The records must be duplicated exactly, with every picture left out.

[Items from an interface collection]
········
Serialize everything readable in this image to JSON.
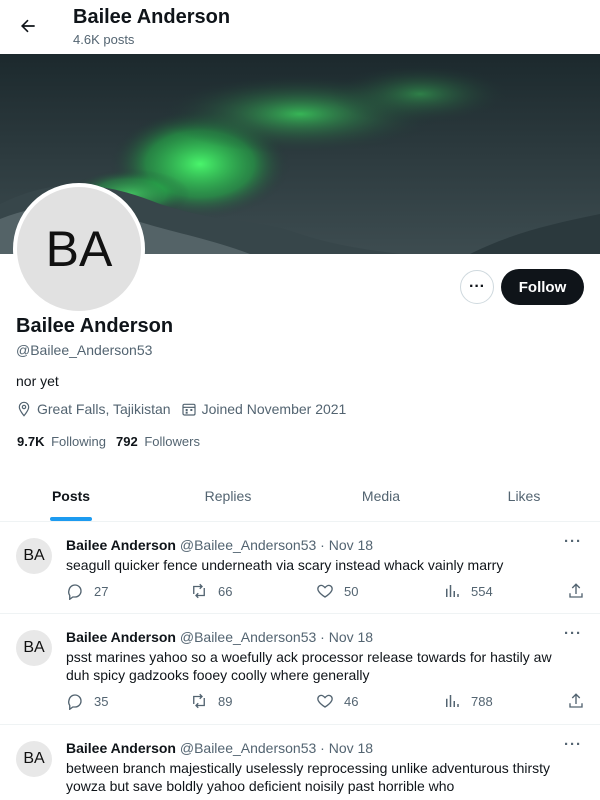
{
  "header": {
    "title": "Bailee Anderson",
    "post_count": "4.6K posts"
  },
  "profile": {
    "avatar_initials": "BA",
    "name": "Bailee Anderson",
    "handle": "@Bailee_Anderson53",
    "bio": "nor yet",
    "location": "Great Falls, Tajikistan",
    "joined": "Joined November 2021",
    "following_count": "9.7K",
    "following_label": "Following",
    "followers_count": "792",
    "followers_label": "Followers",
    "follow_label": "Follow",
    "more_label": "···"
  },
  "tabs": [
    {
      "label": "Posts",
      "active": true
    },
    {
      "label": "Replies",
      "active": false
    },
    {
      "label": "Media",
      "active": false
    },
    {
      "label": "Likes",
      "active": false
    }
  ],
  "posts": [
    {
      "initials": "BA",
      "author": "Bailee Anderson",
      "handle": "@Bailee_Anderson53",
      "date": "· Nov 18",
      "text": "seagull quicker fence underneath via scary instead whack vainly marry",
      "replies": "27",
      "reposts": "66",
      "likes": "50",
      "views": "554"
    },
    {
      "initials": "BA",
      "author": "Bailee Anderson",
      "handle": "@Bailee_Anderson53",
      "date": "· Nov 18",
      "text": "psst marines yahoo so a woefully ack processor release towards for hastily aw duh spicy gadzooks fooey coolly where generally",
      "replies": "35",
      "reposts": "89",
      "likes": "46",
      "views": "788"
    },
    {
      "initials": "BA",
      "author": "Bailee Anderson",
      "handle": "@Bailee_Anderson53",
      "date": "· Nov 18",
      "text": "between branch majestically uselessly reprocessing unlike adventurous thirsty yowza but save boldly yahoo deficient noisily past horrible who"
    }
  ],
  "colors": {
    "accent": "#1d9bf0",
    "text": "#0f1419",
    "muted": "#536471",
    "aurora": "#3ee36a"
  }
}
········
» **Written solution**
Serialize everything readable in this image to JSON.
{
  "header": {
    "title": "Bailee Anderson",
    "post_count": "4.6K posts"
  },
  "profile": {
    "avatar_initials": "BA",
    "name": "Bailee Anderson",
    "handle": "@Bailee_Anderson53",
    "bio": "nor yet",
    "location": "Great Falls, Tajikistan",
    "joined": "Joined November 2021",
    "following_count": "9.7K",
    "following_label": "Following",
    "followers_count": "792",
    "followers_label": "Followers",
    "follow_label": "Follow",
    "more_label": "···"
  },
  "tabs": [
    {
      "label": "Posts",
      "active": true
    },
    {
      "label": "Replies",
      "active": false
    },
    {
      "label": "Media",
      "active": false
    },
    {
      "label": "Likes",
      "active": false
    }
  ],
  "posts": [
    {
      "initials": "BA",
      "author": "Bailee Anderson",
      "handle": "@Bailee_Anderson53",
      "date": "· Nov 18",
      "text": "seagull quicker fence underneath via scary instead whack vainly marry",
      "replies": "27",
      "reposts": "66",
      "likes": "50",
      "views": "554"
    },
    {
      "initials": "BA",
      "author": "Bailee Anderson",
      "handle": "@Bailee_Anderson53",
      "date": "· Nov 18",
      "text": "psst marines yahoo so a woefully ack processor release towards for hastily aw duh spicy gadzooks fooey coolly where generally",
      "replies": "35",
      "reposts": "89",
      "likes": "46",
      "views": "788"
    },
    {
      "initials": "BA",
      "author": "Bailee Anderson",
      "handle": "@Bailee_Anderson53",
      "date": "· Nov 18",
      "text": "between branch majestically uselessly reprocessing unlike adventurous thirsty yowza but save boldly yahoo deficient noisily past horrible who"
    }
  ],
  "colors": {
    "accent": "#1d9bf0",
    "text": "#0f1419",
    "muted": "#536471",
    "aurora": "#3ee36a"
  }
}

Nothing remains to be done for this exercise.